To make matters worse the “queue” didn’t move when the office opened. We stood for another 20 minutes and moved about 1 foot. I communicated with Nix via cellphone as she was far off in another area of the clump, and I didn’t want to lose my place by going to her. She suggested she would go inside and find out what’s going on. 5 minutes later she came out waving a piece of paper. God bless you Nikki – you are a legend! She had the out patients card! She told me that there was only one computer working in the office and that the operator could only type with one finger, so she had jumped in (she must have been Indian in a past life) and asked for the out patients card. One of the nurses who had seen us in the ward 2 days ago was there and helped her get it. I wanted to kiss the ground Nix walked on, but then thought better of it. I’d probably pick up cholera and meningitis by doing so. It struck me that for a nation of IT boffins, the computer systems they have in place in India for their hospitals, railways, post offices etc are rubbish.
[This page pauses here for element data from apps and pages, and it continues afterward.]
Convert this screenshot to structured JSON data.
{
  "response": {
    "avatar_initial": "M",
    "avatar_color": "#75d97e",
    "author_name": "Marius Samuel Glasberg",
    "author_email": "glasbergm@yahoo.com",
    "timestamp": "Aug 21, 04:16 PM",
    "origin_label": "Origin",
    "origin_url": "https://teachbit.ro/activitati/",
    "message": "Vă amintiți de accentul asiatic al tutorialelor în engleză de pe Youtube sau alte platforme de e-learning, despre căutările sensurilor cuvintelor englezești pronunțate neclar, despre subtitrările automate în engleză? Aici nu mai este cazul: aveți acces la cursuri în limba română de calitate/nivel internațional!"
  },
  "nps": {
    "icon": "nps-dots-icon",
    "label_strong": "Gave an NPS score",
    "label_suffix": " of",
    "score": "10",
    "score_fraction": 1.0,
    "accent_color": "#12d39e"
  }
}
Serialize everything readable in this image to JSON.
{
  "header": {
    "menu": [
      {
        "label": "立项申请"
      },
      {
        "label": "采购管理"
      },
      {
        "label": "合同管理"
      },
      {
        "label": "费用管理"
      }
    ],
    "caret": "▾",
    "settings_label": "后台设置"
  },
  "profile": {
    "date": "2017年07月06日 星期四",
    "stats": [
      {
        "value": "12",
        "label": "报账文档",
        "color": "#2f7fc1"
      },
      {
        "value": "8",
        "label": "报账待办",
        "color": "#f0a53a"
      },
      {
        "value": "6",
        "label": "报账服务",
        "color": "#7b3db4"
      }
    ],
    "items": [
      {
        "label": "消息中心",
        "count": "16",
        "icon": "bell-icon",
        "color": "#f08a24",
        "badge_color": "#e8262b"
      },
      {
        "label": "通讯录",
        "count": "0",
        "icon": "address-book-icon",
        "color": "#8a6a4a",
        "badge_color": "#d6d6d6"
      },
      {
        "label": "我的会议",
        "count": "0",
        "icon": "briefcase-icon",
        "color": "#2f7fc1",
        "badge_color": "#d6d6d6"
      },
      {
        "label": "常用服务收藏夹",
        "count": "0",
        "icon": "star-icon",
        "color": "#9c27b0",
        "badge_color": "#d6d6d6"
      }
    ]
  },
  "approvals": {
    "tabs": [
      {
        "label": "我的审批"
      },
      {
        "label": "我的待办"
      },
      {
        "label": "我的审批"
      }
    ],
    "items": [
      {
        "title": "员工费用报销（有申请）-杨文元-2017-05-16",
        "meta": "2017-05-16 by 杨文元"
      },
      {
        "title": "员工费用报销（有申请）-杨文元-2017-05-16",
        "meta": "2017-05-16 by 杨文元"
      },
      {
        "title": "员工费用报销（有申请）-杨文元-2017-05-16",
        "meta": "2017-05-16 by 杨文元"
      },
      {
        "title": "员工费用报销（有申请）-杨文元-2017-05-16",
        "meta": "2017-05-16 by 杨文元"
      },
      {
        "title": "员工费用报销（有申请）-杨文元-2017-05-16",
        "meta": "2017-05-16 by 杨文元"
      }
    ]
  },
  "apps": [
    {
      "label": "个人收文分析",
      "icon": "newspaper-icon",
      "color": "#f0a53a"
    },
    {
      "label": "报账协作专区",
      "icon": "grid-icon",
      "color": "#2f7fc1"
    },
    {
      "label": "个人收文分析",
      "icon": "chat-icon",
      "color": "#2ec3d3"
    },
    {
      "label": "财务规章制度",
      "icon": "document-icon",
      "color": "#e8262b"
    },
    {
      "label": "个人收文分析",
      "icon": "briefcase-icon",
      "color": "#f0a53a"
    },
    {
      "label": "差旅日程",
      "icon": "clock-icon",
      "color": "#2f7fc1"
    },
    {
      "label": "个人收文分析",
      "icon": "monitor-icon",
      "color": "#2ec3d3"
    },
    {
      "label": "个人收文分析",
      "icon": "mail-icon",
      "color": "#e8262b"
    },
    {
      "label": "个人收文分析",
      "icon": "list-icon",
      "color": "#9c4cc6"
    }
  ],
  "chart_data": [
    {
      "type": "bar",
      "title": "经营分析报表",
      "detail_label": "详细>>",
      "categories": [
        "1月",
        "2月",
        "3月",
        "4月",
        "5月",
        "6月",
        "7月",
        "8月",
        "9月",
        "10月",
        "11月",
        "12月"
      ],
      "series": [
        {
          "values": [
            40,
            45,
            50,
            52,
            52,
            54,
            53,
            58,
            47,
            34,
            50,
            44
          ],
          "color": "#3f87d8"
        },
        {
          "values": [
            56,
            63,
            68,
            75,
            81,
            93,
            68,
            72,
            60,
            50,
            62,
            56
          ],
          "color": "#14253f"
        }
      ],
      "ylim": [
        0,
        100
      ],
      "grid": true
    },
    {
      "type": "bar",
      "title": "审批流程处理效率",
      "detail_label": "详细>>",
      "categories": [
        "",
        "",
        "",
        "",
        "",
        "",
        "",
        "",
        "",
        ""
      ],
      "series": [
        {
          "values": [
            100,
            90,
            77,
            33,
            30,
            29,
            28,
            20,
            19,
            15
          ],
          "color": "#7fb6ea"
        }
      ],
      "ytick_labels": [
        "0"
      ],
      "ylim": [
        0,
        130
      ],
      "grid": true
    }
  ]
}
We eventually found the doctor’s office we were told to go to next. The doctor asked me what the problem was. I started to explain then asked him to have a look at the case history on his computer. He looked at me blankly. Evidently there was no case history. I couldn’t understand what this Out Patients card was for then – I thought it was necessary so he could refer to our case history. So we explained the history all over again. He started to write out a prescription for 5 days supply of a concoction of antibiotics. There are 3 sets of pills I have to take. They seem pretty hardcore – reminds me of a chlorine bomb for the pool! I’m already beginning to feel the side effects of 1 dose – dizziness, blurry vision and dry mouth.... Perhaps I am missing something here that is preventing the illness from departing. Perhaps something is working on a deeper level than I am aware of.